[Dataset rows describing interfaces]
_ _ _ _

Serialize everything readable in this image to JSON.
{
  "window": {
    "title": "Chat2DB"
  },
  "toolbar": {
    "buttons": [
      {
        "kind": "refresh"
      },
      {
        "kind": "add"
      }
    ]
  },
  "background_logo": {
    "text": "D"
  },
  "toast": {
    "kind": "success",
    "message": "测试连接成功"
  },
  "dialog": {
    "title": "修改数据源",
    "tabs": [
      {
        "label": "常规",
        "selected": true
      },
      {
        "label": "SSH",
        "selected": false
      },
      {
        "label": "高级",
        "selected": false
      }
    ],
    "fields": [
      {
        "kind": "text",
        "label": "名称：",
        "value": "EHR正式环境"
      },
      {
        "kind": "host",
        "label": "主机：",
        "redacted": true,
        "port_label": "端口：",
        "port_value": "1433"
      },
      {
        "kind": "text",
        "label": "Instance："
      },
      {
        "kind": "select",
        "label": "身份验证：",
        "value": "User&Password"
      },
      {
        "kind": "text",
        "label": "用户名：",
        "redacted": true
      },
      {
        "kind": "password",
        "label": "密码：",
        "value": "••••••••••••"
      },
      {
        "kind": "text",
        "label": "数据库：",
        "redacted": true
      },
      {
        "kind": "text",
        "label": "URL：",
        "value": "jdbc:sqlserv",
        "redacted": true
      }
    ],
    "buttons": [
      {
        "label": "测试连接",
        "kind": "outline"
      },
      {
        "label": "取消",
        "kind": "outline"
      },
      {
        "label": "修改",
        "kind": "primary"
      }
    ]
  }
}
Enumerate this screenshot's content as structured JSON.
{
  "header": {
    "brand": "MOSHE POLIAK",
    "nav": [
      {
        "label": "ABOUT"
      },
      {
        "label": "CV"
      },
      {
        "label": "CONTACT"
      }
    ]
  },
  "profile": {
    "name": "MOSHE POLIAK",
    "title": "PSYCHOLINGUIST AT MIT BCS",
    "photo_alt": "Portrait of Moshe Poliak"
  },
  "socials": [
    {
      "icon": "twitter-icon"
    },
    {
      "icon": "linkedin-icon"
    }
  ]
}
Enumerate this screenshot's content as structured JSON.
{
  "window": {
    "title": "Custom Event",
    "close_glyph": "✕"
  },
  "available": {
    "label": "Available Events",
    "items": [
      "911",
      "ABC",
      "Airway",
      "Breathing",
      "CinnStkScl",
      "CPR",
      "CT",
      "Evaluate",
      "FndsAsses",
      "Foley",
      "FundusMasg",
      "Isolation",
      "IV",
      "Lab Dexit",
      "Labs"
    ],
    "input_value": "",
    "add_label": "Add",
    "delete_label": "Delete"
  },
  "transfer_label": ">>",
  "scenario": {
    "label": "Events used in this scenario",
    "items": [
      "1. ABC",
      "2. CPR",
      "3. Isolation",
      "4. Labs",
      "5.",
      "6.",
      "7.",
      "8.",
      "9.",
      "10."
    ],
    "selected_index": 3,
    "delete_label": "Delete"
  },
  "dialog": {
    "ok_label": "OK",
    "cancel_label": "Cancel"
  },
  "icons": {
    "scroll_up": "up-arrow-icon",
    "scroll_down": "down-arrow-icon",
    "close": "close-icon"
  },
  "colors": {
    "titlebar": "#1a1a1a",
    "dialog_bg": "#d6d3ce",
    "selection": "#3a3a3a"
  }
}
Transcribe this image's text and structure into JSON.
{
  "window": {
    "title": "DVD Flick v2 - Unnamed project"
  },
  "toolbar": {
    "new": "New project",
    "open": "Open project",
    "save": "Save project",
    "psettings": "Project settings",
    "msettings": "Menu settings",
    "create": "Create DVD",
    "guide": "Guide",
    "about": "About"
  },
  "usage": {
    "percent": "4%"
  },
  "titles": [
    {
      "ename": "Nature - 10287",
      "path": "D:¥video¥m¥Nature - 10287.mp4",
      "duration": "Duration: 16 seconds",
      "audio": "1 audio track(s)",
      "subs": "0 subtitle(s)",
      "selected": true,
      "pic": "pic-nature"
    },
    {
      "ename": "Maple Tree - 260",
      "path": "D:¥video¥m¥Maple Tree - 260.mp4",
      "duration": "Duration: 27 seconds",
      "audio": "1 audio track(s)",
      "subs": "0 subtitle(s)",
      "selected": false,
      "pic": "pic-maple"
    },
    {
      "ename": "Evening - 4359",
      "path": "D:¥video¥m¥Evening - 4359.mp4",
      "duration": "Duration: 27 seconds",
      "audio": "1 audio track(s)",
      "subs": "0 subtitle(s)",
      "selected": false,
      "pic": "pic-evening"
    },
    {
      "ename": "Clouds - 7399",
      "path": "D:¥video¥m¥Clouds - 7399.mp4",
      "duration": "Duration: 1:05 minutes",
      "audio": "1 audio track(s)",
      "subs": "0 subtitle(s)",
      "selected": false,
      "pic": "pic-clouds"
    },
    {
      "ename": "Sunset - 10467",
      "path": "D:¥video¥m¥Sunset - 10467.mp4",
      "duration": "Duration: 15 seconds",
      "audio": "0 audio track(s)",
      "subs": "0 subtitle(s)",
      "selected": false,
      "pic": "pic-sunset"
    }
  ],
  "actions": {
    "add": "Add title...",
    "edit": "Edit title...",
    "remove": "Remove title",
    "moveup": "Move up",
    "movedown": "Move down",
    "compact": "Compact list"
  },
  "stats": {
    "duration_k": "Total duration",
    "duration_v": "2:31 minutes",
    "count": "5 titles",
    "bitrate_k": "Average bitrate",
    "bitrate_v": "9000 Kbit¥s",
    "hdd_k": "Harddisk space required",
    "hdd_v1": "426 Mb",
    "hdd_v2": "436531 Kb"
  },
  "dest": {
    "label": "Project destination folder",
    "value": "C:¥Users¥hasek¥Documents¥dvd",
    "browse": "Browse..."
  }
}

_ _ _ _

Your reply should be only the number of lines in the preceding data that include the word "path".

▶ _Task result_
5